Origins and rise to prominence
The family's name derives from their ancestral home, the city of Dalassa, modern Talas in eastern Turkey. The ethnic origin of the family is unknown; Nicholas Adontz identified them as Armenians, but their names are not Armenian, and most scholars hesitate to accept Adontz's suggestion.
The first prominent member of the family was the magistros Damian Dalassenos, who held the important post of doux of Antioch in 995/996–998. His sons also reached senior offices: two of them, Constantine and Theophylaktos, also occupied the post of doux of Antioch, while Romanos Dalassenos was katepano of Iberia. The East, and Antioch in particular, seem to have been the preserve and main power-base of the family during the first decades of the 11th century.
Constantine in particular was a favourite of Emperor Constantine VIII (r. 1025–1028), who reportedly considered naming him his heir shortly before his death. Under Romanos III Argyros (r. 1028–1034) the family remained loyal, at least outwardly. Constantine, however, is accused in some sources of having played a role in the failure of Romanos's campaign against Aleppo in 1030. Constantine then emerged as the leader of the aristocratic opposition during the reigns of Michael IV the Paphlagonian (r. 1034–1041) and Michael V (r. 1041–1042). This led to repressive measures and the imprisonment and exile of most of the family by Michael IV's minister John the Orphanotrophos. After the overthrow of Michael V in 1042, Constantine was again considered as a potential emperor by the Empress Zoe (r. 1028–1050); the Empress, however, saw Constantine as a man of austere principles and ultimately chose Constantine IX Monomachos (r. 1042–1055).

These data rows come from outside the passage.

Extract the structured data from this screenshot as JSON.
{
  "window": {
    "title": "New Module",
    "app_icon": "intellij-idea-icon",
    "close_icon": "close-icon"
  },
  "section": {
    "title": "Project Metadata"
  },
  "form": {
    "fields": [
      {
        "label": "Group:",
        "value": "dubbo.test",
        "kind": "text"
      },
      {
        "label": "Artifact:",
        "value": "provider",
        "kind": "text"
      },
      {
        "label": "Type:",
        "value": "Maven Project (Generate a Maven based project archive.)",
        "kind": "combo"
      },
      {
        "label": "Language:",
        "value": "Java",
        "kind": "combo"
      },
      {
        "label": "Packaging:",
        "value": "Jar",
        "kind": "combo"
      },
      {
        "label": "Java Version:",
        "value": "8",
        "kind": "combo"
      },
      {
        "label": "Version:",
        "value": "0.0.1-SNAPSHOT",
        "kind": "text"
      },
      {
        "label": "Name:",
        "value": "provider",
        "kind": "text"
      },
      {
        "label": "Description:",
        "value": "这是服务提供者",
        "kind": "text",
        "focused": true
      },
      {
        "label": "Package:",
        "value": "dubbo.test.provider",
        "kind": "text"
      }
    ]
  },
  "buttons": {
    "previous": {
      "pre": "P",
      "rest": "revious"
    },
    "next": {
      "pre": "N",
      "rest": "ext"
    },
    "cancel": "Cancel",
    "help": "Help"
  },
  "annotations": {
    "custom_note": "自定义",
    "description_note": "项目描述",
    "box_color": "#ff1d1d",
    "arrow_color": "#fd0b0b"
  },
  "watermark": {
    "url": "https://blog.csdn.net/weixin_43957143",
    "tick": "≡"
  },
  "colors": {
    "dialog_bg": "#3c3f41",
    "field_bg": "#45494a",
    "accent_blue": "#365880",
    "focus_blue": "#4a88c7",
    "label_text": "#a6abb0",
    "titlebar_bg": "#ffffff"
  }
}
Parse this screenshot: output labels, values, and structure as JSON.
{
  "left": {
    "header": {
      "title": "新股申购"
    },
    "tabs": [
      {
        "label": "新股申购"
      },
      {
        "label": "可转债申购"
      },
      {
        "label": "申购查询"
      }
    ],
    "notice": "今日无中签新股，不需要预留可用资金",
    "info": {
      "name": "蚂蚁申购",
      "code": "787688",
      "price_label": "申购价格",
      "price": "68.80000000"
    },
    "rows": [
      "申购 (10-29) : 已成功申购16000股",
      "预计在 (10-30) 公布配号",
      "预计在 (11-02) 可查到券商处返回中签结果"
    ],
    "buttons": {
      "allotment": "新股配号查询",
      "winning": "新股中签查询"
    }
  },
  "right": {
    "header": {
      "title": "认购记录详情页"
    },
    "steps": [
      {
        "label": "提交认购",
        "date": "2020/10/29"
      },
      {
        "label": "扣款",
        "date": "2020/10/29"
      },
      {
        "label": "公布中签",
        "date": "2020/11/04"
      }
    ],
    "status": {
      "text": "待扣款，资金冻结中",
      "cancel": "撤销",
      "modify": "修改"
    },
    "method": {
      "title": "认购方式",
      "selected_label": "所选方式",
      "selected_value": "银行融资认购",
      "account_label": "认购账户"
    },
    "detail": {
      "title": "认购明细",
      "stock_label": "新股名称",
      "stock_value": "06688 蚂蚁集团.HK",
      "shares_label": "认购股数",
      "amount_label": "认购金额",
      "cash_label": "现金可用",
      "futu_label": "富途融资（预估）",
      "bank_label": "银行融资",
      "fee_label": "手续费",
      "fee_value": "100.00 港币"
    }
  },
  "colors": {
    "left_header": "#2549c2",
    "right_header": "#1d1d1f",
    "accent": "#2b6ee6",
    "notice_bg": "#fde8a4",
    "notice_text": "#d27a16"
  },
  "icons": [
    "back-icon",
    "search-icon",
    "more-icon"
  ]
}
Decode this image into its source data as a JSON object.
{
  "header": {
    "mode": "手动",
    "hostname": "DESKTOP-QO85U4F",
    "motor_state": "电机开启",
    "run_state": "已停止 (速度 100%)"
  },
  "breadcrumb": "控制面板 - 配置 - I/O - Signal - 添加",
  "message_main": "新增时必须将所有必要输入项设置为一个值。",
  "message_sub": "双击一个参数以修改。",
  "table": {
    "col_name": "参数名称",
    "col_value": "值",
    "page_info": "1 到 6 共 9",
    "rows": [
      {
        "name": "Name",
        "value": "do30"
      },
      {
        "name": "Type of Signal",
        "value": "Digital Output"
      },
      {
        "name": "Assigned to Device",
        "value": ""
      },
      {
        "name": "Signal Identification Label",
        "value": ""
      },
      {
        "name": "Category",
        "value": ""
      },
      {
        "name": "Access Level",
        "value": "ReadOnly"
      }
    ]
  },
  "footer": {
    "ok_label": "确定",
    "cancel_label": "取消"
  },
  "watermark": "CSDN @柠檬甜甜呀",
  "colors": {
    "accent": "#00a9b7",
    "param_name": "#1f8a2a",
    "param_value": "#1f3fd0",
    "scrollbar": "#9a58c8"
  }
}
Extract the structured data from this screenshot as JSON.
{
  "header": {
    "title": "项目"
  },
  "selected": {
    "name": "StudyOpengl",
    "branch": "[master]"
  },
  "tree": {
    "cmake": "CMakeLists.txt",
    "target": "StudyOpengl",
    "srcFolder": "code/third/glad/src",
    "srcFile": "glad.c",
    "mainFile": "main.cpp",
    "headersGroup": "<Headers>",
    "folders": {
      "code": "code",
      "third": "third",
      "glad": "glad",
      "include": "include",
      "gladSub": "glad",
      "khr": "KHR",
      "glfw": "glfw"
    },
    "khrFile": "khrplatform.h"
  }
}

In the 1060s and 1070s, members of the family, whose relation to the magistros Damian and his sons is unclear, served primarily as senior generals in the Balkans, like the doux of Skopje Damian in 1073 or the doux of Thessalonica Theodore in circa 1062. The family became most notable, however, through the marriage of the ambitious and capable Anna Dalassene (the great-granddaughter, on her mother's side, of the magistros Damian), to John Komnenos, the younger brother of the general and emperor Isaac I Komnenos (r. 1057–1059). Anna resolutely advanced her children's careers, until her son Alexios I Komnenos ascended the throne in 1081. During Alexios's frequent absences from Constantinople on campaign, she functioned as the de facto regent of the Byzantine Empire.
The admiral Constantine Dalassenos played a significant role in the early reign of Alexios I Komnenos, but most members of the family known thereafter are civil officials. The most prominent of the 12th-century Dalassenoi was John Dalassenos Rogerios, who was named Caesar circa 1138 and led an unsuccessful conspiracy against Manuel I Komnenos (r. 1143–1180).
- Kazhdan 1991, p. 578.
- Krsmanović 2003, Chapter 2.
- Cheynet & Vannier 1986, pp. 76–78; Kazhdan & Epstein 1985, p. 63.
- Krsmanović 2003, Chapter 3.
- Kazhdan & Epstein 1985, pp. 63–64.
- Kazhdan & Epstein 1985, p. 64.
- Cheynet & Vannier 1986, p. 80.
- Cheynet & Vannier 1986, pp. 80–81.
- Krsmanović 2003, Chapter 4.
- Cheynet & Vannier 1986, p. 81.
- Krsmanović 2003, Chapter 5.
- Krsmanović 2003, Chapter 6.
- Krsmanović 2003, Chapter 7.
- Cheynet, Jean-Claude; Vannier, Jean-François (1986). Études Prosopographiques (in French). Paris, France: Publications de la Sorbonne. ISBN 978-2-85944-110-4.
- Kazhdan, Aleksandr Petrovich; Epstein, Ann Wharton (1985). Change in Byzantine Culture in the Eleventh and Twelfth Centuries. Berkeley and Los Angeles: University of California Press. ISBN 0-520-05129-7.
- Kazhdan, Alexander Petrovich, ed. (1991). The Oxford Dictionary of Byzantium. New York, New York and Oxford, United Kingdom: Oxford University Press. ISBN 978-0-19-504652-6.
- Krsmanović, Bojana (11 September 2003). "Dalassenoi". Encyclopaedia of the Hellenic World, Asia Minor. Athens, Greece: Foundation of the Hellenic World. Retrieved 24 April 2011.